In the material beneath, how many lines contain the word "self"? Give the count alone.

>>

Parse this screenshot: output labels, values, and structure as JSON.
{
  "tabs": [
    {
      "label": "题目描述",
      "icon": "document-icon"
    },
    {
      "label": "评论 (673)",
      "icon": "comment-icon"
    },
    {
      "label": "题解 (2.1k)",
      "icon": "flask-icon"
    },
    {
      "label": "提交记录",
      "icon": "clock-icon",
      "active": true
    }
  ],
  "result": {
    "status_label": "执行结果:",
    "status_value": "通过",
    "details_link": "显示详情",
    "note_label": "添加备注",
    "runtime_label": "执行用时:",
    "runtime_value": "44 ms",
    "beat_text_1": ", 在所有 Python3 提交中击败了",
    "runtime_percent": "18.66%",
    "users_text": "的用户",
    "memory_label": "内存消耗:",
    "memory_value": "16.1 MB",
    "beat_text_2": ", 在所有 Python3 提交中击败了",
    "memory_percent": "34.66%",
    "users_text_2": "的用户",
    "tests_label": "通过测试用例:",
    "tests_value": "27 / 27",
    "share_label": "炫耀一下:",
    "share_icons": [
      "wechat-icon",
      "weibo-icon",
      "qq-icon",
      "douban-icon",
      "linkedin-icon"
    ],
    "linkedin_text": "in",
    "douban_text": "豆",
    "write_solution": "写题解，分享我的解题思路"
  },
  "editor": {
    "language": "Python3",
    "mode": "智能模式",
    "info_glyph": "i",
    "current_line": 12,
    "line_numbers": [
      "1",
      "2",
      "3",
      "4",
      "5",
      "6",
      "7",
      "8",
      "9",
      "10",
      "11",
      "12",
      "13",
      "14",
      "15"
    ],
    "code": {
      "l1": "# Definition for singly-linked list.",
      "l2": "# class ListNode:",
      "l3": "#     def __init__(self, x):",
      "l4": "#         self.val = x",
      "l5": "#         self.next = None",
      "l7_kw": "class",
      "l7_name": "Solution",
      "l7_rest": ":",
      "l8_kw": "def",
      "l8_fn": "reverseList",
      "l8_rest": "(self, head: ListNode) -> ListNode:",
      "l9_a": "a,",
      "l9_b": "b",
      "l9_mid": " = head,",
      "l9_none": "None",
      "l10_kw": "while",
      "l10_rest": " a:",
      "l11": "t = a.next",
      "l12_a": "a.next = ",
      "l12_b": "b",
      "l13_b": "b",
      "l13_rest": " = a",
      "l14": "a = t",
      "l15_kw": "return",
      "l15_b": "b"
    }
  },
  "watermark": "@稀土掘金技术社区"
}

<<

Solution to this exercise:
4